Savings vehicles

Although the Federal Reserve's benchmark interest rate has remained unchanged, many online banks have begun reducing the rates they pay consumers.

In fact, now that interest rates have likely peaked and could eventually decline, many online banks have already cut interest rates several times this year on certificates of deposit, which tend to track similarly dated Treasury bills. For example, online banks, including Ally, Discover, and Synchrony, have cut interest rates on their 12-month CDs to less than 5 percent. Marcus is now paying 5.05 per cent, down from 5.50 per cent, while Barclays cut the interest rate to 5 per cent from 5.3 per cent.

“Deposit rates are already falling, and as we get closer to the first rate cut, they will fall even further,” said Ken Tomin, founder of DepositAccounts.com, part of LendingTree.

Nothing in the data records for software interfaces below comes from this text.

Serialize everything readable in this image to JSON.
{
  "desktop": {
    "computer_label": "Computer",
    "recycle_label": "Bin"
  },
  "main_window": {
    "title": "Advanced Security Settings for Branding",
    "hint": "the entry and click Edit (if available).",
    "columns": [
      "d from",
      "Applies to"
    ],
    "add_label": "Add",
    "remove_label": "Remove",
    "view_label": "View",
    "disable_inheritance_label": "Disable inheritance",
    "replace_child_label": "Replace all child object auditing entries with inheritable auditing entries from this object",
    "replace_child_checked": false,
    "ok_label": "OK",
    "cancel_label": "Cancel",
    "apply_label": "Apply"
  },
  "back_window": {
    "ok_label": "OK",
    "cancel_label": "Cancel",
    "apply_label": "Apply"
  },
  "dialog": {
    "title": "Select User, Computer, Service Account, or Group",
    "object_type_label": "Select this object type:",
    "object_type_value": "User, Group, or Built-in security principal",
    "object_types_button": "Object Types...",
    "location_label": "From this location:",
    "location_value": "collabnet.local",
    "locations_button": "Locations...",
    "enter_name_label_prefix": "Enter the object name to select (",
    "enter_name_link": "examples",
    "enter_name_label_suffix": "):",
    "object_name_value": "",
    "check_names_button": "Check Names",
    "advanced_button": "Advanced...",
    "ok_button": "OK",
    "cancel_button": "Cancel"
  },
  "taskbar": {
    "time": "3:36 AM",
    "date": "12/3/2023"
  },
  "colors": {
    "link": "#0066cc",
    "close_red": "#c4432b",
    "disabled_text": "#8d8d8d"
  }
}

The average value of one-year certificates of deposit at online banks was 5.02 percent as of March 1, down from a peak yield of 5.35 percent in January, but up from 4.56 percent a year earlier, according to DepositAccounts.com. .

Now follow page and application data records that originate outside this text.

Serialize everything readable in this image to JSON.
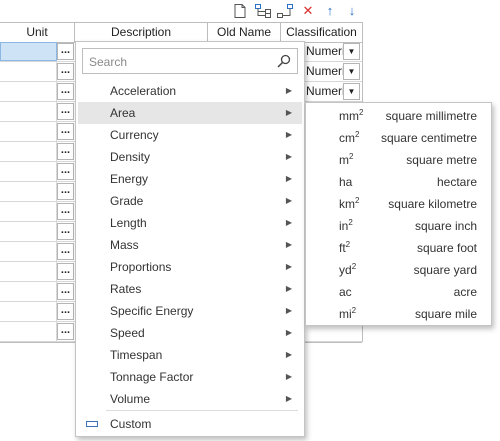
{
  "toolbar": {
    "icons": [
      "new-document-icon",
      "add-child-icon",
      "add-sibling-icon",
      "delete-icon",
      "move-up-icon",
      "move-down-icon"
    ],
    "delete_glyph": "✕",
    "up_glyph": "↑",
    "down_glyph": "↓",
    "colors": {
      "delete": "#d9302c",
      "arrows": "#2a6fc9"
    }
  },
  "grid": {
    "columns": [
      "Unit",
      "Description",
      "Old Name",
      "Classification"
    ],
    "ellipsis": "...",
    "classification_values": [
      "Numeric",
      "Numeric",
      "Numeric"
    ],
    "row_count": 15
  },
  "menu": {
    "search_placeholder": "Search",
    "items": [
      "Acceleration",
      "Area",
      "Currency",
      "Density",
      "Energy",
      "Grade",
      "Length",
      "Mass",
      "Proportions",
      "Rates",
      "Specific Energy",
      "Speed",
      "Timespan",
      "Tonnage Factor",
      "Volume"
    ],
    "highlighted": "Area",
    "arrow_glyph": "▶",
    "custom_label": "Custom"
  },
  "submenu": {
    "items": [
      {
        "base": "mm",
        "exp": "2",
        "name": "square millimetre"
      },
      {
        "base": "cm",
        "exp": "2",
        "name": "square centimetre"
      },
      {
        "base": "m",
        "exp": "2",
        "name": "square metre"
      },
      {
        "base": "ha",
        "exp": "",
        "name": "hectare"
      },
      {
        "base": "km",
        "exp": "2",
        "name": "square kilometre"
      },
      {
        "base": "in",
        "exp": "2",
        "name": "square inch"
      },
      {
        "base": "ft",
        "exp": "2",
        "name": "square foot"
      },
      {
        "base": "yd",
        "exp": "2",
        "name": "square yard"
      },
      {
        "base": "ac",
        "exp": "",
        "name": "acre"
      },
      {
        "base": "mi",
        "exp": "2",
        "name": "square mile"
      }
    ]
  }
}
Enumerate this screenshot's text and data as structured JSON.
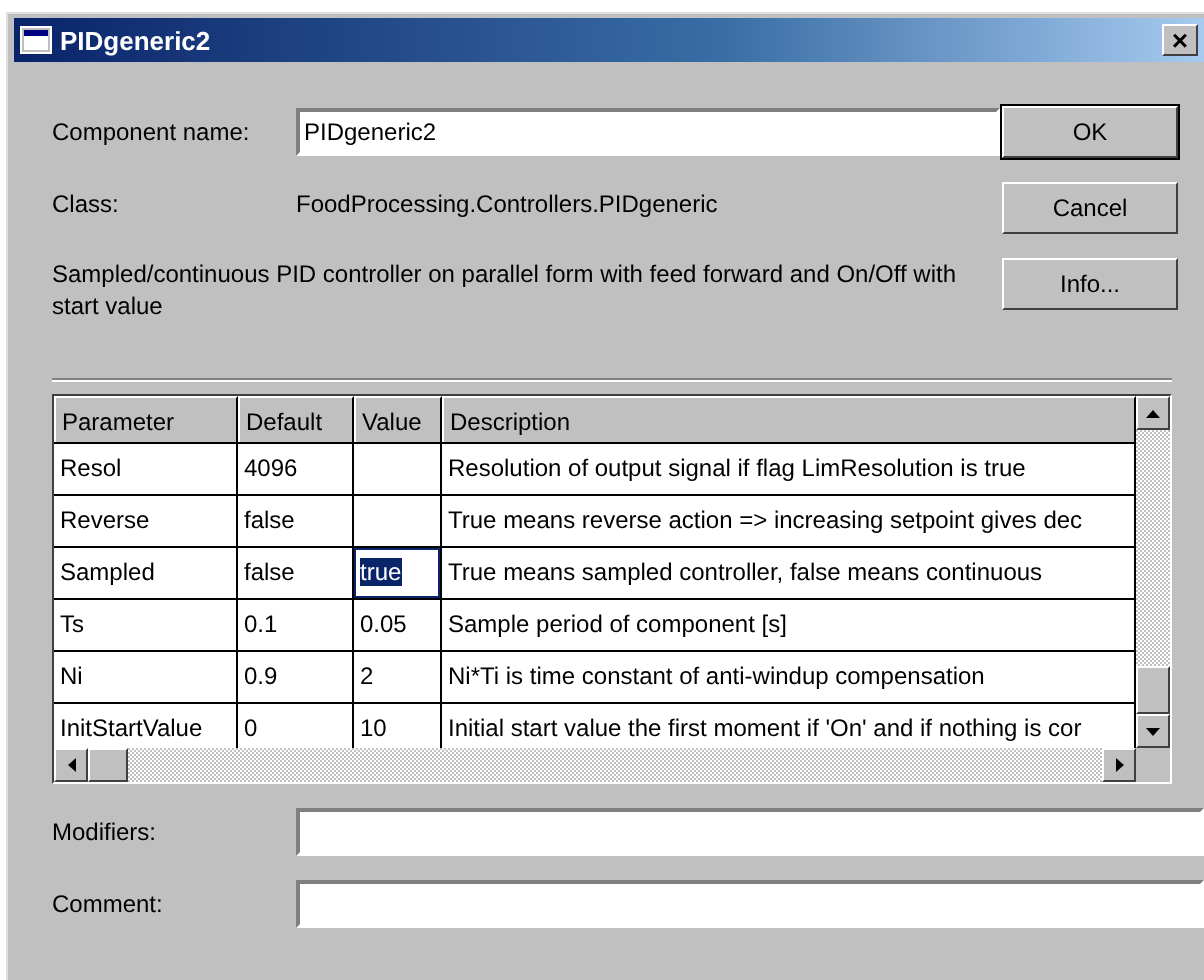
{
  "window": {
    "title": "PIDgeneric2",
    "close": "×"
  },
  "component_name": {
    "label": "Component name:",
    "value": "PIDgeneric2"
  },
  "class": {
    "label": "Class:",
    "value": "FoodProcessing.Controllers.PIDgeneric"
  },
  "description": "Sampled/continuous PID controller on parallel form with feed forward and On/Off with start value",
  "buttons": [
    "OK",
    "Cancel",
    "Info..."
  ],
  "table": {
    "columns": [
      "Parameter",
      "Default",
      "Value",
      "Description"
    ],
    "rows": [
      {
        "cells": [
          "Resol",
          "4096",
          "",
          "Resolution of output signal if flag LimResolution is true"
        ],
        "selected": false
      },
      {
        "cells": [
          "Reverse",
          "false",
          "",
          "True means reverse action => increasing setpoint gives dec"
        ],
        "selected": false
      },
      {
        "cells": [
          "Sampled",
          "false",
          "true",
          "True means sampled controller, false means continuous"
        ],
        "selected": true
      },
      {
        "cells": [
          "Ts",
          "0.1",
          "0.05",
          "Sample period of component [s]"
        ],
        "selected": false
      },
      {
        "cells": [
          "Ni",
          "0.9",
          "2",
          "Ni*Ti is time constant of anti-windup compensation"
        ],
        "selected": false
      },
      {
        "cells": [
          "InitStartValue",
          "0",
          "10",
          "Initial start value the first moment if 'On' and if nothing is cor"
        ],
        "selected": false
      }
    ]
  },
  "fields": [
    {
      "label": "Modifiers:"
    },
    {
      "label": "Comment:"
    }
  ]
}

The average yield on an online savings account was 4.44 percent as of March 1, down only slightly from the peak of 4.49 percent in January, according to DepositAccounts.com, and up from 3.52 percent a year ago. But the returns on money market funds offered by brokerage firms are more attractive because they track the federal funds rate more closely. Return on Crane 100 Index Money Fundwhich tracks the largest money market funds, was at 5.14 percent on March 19.